When a child has to walk through the woods in the dark, he feels frightened however convincingly he has been shown that there is no reason at all to be frightened. As soon as he is alone in the darkness, and thus has the experience of utter loneliness, fear arises, the fear peculiar to man, which is not fear of anything in particular but simply fear in itself. Fear of a particular thing is basically harmless; it can be removed by taking away the thing concerned. For example, if someone is afraid of a vicious dog, the matter can be swiftly settled by putting the dog on a chain. Here we come up against something much deeper, namely, the fact that where man falls into extreme loneliness he is not afraid of anything definite that could be explained away; on the contrary, he experiences the fear of loneliness, the uneasiness and vulnerability of his own nature, something that cannot be overcome by rational means. Let us take another example. If someone has to keep watch alone in a room with a dead person, he will always feel his position to be somehow or other eerie, even if he is unwilling to admit it to himself and is capable of explaining to himself rationally the groundlessness of his fear. He knows perfectly well in his own mind that the corpse can do him no harm and that his position might be more dangerous if the person concerned were still alive. What arises here is a completely different kind of fear, not fear of anything in particular, but, in being alone with death, the eerieness of loneliness in itself, the exposed nature of existence. How then, we must ask, can such fear be overcome if proof of its groundlessness has no effect? Well, the child will lose his fear the moment there is a hand there to take him and lead him and a voice to talk to him; at the moment therefore at which he experiences the fellowship of a loving human being. Similarly, he who is alone with the corpse will feel the bout of fear recede when there is a human being with him, when he experiences the nearness of a "you". This conquest of fear reveals at the same time once again the nature of the fear; that it is the fear of loneliness, the anxiety of a being that can only live with a fellow being. The fear peculiar to man cannot be overcome by reason but only by the presence of someone who loves him.
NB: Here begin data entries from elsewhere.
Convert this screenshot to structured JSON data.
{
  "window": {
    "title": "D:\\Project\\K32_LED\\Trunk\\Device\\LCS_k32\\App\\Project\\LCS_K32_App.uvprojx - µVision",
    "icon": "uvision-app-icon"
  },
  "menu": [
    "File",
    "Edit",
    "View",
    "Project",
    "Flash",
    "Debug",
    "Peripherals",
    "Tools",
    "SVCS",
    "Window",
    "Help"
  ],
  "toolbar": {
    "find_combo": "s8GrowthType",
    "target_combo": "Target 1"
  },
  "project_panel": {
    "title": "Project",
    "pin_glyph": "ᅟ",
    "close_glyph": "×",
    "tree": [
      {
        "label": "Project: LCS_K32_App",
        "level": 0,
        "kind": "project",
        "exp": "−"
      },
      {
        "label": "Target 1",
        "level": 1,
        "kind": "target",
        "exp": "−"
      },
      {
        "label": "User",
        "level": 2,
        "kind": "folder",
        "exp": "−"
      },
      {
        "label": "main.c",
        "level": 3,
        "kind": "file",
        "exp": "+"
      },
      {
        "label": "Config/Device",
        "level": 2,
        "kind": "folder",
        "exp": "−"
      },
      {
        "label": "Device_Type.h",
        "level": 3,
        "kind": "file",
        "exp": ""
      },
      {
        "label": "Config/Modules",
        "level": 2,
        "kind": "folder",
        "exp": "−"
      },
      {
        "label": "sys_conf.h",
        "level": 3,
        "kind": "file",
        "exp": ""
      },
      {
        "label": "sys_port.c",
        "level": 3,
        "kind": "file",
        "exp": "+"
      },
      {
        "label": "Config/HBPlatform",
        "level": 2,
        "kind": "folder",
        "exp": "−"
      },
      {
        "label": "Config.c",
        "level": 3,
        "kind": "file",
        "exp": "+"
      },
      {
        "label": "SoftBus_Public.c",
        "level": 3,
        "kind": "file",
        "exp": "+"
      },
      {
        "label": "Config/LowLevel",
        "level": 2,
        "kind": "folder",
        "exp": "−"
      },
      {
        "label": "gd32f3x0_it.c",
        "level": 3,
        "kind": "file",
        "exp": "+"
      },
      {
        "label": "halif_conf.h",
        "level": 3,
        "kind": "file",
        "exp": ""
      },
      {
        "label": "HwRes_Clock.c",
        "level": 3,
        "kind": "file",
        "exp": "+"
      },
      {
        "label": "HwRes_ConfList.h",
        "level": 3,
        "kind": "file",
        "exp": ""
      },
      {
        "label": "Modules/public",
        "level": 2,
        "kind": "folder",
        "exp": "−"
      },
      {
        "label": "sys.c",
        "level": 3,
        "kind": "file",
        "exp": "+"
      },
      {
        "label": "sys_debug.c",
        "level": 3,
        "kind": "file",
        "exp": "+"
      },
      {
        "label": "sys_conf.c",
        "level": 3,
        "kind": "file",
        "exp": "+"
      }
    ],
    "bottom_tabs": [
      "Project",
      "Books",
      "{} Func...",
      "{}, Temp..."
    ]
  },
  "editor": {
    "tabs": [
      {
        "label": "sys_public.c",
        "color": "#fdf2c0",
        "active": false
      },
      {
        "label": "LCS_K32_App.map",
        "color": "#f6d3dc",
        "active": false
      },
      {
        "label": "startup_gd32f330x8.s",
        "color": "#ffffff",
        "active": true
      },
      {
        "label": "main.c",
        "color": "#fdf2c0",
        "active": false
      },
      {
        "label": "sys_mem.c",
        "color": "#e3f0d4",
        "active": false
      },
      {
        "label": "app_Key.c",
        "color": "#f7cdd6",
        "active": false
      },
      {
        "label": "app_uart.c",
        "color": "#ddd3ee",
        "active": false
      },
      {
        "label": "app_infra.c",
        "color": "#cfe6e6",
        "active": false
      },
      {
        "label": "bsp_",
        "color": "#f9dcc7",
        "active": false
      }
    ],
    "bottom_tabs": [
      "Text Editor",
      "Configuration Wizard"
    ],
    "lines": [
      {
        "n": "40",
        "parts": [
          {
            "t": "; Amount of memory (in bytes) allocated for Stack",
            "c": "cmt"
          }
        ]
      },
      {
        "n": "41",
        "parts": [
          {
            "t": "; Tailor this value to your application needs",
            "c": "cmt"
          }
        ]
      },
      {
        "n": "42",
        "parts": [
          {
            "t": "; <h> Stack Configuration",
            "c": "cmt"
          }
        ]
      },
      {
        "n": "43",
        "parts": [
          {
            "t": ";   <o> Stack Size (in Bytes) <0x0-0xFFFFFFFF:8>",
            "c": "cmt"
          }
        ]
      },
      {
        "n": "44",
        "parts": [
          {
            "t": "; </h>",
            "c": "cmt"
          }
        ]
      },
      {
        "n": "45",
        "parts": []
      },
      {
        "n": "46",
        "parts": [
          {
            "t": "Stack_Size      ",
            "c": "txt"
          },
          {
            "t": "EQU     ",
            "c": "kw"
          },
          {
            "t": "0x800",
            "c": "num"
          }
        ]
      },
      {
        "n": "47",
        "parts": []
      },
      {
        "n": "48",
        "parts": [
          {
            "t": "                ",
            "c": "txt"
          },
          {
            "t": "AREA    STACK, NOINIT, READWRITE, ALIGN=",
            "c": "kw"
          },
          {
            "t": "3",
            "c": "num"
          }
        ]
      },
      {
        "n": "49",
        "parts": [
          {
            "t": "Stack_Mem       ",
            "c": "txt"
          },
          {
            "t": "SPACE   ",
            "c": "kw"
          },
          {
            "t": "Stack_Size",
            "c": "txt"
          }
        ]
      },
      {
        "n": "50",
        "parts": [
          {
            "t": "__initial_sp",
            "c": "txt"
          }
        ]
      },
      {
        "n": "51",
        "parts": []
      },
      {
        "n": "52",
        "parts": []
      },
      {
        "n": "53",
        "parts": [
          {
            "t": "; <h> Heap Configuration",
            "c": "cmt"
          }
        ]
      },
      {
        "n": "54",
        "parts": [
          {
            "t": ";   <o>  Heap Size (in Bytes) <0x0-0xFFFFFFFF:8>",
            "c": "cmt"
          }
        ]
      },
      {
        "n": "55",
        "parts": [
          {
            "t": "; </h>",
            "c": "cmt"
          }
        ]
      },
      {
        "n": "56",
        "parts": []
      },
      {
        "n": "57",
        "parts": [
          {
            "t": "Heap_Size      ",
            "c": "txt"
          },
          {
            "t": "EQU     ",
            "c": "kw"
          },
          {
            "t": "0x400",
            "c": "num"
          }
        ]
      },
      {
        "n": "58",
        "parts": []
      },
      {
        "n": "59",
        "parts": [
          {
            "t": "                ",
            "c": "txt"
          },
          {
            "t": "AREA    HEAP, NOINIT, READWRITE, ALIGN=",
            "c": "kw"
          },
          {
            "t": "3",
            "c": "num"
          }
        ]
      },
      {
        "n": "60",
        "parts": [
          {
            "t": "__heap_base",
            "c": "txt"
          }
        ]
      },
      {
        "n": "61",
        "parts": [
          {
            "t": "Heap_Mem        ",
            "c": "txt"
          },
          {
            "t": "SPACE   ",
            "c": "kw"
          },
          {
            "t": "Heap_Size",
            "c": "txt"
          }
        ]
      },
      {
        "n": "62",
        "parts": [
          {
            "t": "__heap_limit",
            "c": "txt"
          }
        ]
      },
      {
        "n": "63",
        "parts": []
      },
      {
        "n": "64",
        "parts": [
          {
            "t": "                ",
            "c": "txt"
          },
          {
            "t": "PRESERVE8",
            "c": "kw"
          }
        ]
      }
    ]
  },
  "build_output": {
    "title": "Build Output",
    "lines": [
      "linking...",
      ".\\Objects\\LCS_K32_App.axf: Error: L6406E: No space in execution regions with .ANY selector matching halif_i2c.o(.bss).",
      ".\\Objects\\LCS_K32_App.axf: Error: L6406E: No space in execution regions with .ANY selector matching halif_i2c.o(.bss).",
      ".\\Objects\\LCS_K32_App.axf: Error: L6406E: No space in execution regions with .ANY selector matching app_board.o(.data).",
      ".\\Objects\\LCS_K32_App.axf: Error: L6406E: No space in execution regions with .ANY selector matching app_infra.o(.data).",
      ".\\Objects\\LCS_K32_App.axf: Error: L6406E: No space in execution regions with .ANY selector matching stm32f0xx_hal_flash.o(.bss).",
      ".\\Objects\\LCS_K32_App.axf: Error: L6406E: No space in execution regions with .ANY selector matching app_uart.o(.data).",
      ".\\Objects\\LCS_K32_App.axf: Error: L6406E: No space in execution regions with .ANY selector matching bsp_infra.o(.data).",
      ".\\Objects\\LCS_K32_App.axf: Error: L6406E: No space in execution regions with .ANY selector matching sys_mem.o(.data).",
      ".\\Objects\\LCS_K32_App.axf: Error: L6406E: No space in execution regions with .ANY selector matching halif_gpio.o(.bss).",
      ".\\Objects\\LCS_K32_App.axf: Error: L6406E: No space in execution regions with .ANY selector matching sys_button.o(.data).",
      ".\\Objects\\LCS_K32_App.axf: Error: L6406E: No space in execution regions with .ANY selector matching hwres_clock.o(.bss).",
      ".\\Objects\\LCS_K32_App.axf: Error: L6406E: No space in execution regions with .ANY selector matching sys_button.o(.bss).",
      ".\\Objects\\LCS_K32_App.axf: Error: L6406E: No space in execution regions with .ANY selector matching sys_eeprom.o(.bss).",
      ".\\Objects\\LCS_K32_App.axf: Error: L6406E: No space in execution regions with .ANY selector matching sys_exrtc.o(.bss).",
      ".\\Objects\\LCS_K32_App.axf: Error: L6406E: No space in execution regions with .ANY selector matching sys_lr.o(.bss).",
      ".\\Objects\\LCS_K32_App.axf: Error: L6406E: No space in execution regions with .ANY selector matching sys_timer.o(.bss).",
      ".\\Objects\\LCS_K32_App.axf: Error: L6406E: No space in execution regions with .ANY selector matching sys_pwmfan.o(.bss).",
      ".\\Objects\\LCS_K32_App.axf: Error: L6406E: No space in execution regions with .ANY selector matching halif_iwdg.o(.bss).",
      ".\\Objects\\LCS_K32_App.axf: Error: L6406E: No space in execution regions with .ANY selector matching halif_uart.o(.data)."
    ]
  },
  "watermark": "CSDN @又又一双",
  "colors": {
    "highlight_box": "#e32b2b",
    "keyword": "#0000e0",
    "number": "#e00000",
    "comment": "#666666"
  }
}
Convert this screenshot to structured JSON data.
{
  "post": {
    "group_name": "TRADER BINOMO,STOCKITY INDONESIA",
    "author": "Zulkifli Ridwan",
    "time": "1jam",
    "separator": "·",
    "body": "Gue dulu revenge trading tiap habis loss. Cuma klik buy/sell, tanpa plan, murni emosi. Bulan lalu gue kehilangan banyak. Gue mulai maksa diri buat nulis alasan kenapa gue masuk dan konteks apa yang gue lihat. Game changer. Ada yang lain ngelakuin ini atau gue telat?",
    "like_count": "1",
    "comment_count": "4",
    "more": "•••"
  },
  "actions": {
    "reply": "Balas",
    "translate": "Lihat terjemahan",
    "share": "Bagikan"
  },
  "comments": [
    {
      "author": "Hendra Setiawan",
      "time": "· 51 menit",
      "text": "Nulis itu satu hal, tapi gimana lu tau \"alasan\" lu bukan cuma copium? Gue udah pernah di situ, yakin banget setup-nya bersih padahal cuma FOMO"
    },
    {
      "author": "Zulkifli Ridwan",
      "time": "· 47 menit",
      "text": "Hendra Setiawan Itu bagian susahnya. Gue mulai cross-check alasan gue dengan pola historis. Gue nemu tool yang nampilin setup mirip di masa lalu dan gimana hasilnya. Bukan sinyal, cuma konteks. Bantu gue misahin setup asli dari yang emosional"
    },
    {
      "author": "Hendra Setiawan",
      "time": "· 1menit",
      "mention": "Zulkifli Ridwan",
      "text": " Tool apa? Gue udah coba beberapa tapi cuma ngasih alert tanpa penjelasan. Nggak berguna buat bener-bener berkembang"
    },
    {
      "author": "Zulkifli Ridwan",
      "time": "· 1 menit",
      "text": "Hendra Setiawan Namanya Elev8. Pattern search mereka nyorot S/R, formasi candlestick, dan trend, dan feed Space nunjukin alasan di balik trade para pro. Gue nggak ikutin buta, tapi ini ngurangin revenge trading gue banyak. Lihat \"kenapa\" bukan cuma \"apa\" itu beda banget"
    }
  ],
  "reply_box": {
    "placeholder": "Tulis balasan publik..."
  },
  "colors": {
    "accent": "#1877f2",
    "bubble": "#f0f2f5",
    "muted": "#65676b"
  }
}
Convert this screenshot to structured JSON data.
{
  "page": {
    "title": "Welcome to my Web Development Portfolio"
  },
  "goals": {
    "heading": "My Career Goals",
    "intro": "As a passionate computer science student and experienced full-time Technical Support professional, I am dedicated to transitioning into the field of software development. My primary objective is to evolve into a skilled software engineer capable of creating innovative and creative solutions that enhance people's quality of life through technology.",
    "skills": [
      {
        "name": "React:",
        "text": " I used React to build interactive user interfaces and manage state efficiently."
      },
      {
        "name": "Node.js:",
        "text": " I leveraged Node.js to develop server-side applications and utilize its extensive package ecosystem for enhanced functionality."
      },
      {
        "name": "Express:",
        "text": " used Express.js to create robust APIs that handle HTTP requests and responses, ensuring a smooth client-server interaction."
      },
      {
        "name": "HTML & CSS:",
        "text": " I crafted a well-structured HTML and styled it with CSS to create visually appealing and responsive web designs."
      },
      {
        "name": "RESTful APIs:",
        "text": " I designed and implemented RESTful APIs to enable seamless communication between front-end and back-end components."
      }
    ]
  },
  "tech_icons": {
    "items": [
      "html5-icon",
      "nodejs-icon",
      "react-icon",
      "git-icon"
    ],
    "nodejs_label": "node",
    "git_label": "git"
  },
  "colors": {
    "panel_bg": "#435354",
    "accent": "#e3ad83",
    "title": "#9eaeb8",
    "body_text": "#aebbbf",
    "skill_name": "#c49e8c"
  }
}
--Cardinal Josef Ratzinger (Pope Benedict XVI), Introduction to Christianity, 1968